3. Customer Marketing

While investments in Customer Marketing are much easier to tie directly to revenue, many B2B organizations over-rotate on landing new logos versus mining the customers they already have. There are myriad sources of value to be derived from Customer Marketing that are outside of revenue creation and that should be included in any assessment of return, including:

  • Lower customer acquisition costs
    • Acquiring a new customer is anywhere from 5 to 25 times more expensive than retaining an existing one; put another way, selling to a current customer costs 0.04% to 0.2% of what it costs to land a new one.
  • Increased customer retention
  • Greater customer satisfaction
    • Investing in Customer Marketing also ensures that customers feel known and appreciated which, in turn, will increase NPS scores.

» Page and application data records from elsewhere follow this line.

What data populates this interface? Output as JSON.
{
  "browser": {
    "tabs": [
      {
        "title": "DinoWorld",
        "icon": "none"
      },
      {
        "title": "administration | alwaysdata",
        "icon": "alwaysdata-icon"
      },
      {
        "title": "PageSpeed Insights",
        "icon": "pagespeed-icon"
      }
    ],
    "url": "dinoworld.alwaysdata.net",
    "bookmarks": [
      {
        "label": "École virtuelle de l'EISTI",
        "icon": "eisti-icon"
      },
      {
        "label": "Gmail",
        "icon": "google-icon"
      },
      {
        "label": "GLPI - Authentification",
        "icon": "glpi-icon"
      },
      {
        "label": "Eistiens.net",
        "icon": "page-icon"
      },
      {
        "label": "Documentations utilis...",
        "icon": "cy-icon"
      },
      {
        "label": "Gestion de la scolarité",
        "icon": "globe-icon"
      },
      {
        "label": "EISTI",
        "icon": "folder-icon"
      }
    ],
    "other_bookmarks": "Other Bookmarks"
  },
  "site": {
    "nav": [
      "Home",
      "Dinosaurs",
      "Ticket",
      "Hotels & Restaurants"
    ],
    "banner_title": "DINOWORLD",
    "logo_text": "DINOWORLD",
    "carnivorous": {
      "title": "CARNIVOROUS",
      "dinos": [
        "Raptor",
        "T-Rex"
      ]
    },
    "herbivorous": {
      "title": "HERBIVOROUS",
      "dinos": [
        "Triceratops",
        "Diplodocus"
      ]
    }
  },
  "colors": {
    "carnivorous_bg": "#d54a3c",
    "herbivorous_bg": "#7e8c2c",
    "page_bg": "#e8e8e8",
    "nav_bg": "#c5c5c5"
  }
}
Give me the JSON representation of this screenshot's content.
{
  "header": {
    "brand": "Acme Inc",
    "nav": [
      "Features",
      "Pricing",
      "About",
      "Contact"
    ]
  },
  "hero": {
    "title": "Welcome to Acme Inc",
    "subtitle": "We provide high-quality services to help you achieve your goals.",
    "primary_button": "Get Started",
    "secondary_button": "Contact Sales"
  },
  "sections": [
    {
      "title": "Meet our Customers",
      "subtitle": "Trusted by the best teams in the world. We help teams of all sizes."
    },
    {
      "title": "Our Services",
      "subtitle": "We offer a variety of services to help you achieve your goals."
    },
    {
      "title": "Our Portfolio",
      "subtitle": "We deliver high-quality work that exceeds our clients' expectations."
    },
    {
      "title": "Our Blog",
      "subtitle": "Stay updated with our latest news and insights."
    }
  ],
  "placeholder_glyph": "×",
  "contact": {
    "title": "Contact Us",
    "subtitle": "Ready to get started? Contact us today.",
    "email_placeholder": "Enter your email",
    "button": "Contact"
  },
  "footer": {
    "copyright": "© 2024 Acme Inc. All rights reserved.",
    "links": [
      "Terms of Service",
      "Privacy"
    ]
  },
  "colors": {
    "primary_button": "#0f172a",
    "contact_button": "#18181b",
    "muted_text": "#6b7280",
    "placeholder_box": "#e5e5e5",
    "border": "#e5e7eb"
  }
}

According to an analysis by the London School of Economics, an average NPS increase by 7 points correlates with a 1% growth in revenue.
  • More customer referrals

4. Demand Marketing

Investments in Demand Marketing are the ones that can be most directly tied to revenue generation; however, this still doesn’t mean it is simple to do. And even if you have developed a solid multi-touch attribution model, overcome the challenge of long sales cycles, determined performance baselines and have sophisticated tracking and measurement systems in place, evaluating these investments only against won revenue can do a disservice to their value. Consider the additional value Demand Marketing delivers:

  • Buyer insight: Downloading content assets, clicking-through ads and emails, attending webinars, watching videos, “liking” social media posts and related buyer engagement provides marketers (and sales, and product development, and executives!) with rich insight into what is important, meaningful and resonant to buyers. This rich intelligence can and should inform brand messaging and positioning, content development, sales outreach, product design and business priorities.
  • Sales-ready leads: According to 6Sense, B2B buyers follow a consistent pattern when making purchase decisions. They spend 70% of their buying journey doing their own research before talking to vendors. Demand Marketing activities play a critical role during that time, not only nurturing and encouraging them along the buying journey but also proactively answering questions, positioning your brand vis-a-vis competitors, addressing concerns, etc., all so that prospects are primed when they finally connect with Sales.

Understanding how marketing investments are performing and whether they are delivering positive returns is extremely important—especially as marketing budgets are squeezed and teams are being charged with doing more with less. At the same time, marketing engines are complex and intricate, and investments that deliver value beyond top-line contributions are how it stays humming. And that’s an executive conversation worth having.